Mercedes-Benz Nano-Paint

PALMA DE MAJORCA, Spain: While the changes to the C-class model for 2005 may not be obvious to the casual observer, the biggest change of all might be the most obvious thing about the car.

That would be the paintwork on the sedan, wagon and coupe versions of the compact Mercedes-Benz model, which feature a new type of paint technology that took the German manufacturer four years to develop.

''The new clear lacquer features ground-breaking nano-technology,'' explained JoAnne Caza of Mercedes-Benz Canada, and it ''ensures that the new product is substantially more scratch-resistant than conventional paint. This new technology represents our latest significant contribution towards considerably enhancing the already exemplary long-term quality and value retention of its passenger cars.''

Nano-technology paint is also being used on the E, S, CL, SL and SLK models in metallic and non-metallic finishes, Caza said, and other models from the Stuttgart-based firm will soon be given this world-exclusive covering.

Caza said the clear lacquer contains microscopically small ceramic particles and they harden in the paintshop oven, ''forming an extensively cross-linked network. The paint is thus more effectively protected against scratches caused by mechanical car-washes, for example.

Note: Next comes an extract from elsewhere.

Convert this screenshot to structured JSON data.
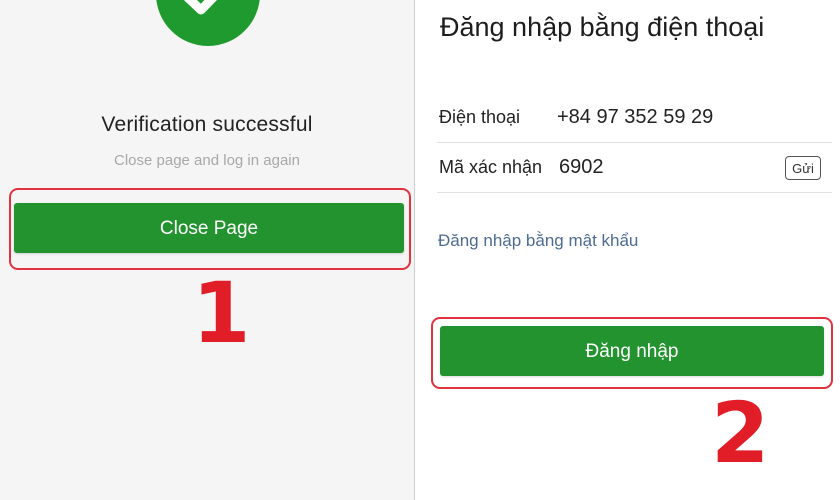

The nano-particles provide a three-fold improvement in the scratch resistance of the paintwork and ensure visibly enhanced gloss over an extended period of time.''

Following extreme tests in a laboratory car-wash, Caza related, Mercedes engineers noted an improvement of about 40 per cent in paint gloss compared to conventional clear lacquers.

Mercedes-Benz also carried out extensive testing on the nano-particle clearcoat in both laboratory and everyday conditions. ''Even after several years of use,'' Caza said, ''the more than 150 test cars involved in the long-term testing program displayed significantly greater scratch resistance and enhanced paint gloss compared to vehicles with conventional paintwork.''

On top of that, Caza said, the newly developed paint system also meets the stringent Mercedes standards in terms of the protection it offers from chemicals in the environment.

Advances in the area of nano-technology have allowed tiny ceramic particles (each less than a millionth of a millimetre in size) to be integrated into the molecular structure of the binding agent, Caza said.

''These particles float around freely at first in the liquid clearcoat, before cross-linking as the drying process takes effect,'' Caza explained. ''The particles link with one another in such a way as to create an extremely dense and smoothly structured network at the paint surface, and this provides a protective layer and ensures that the new nano-particle clearcoat is considerably more scratch-resistant than conventional paintwork.''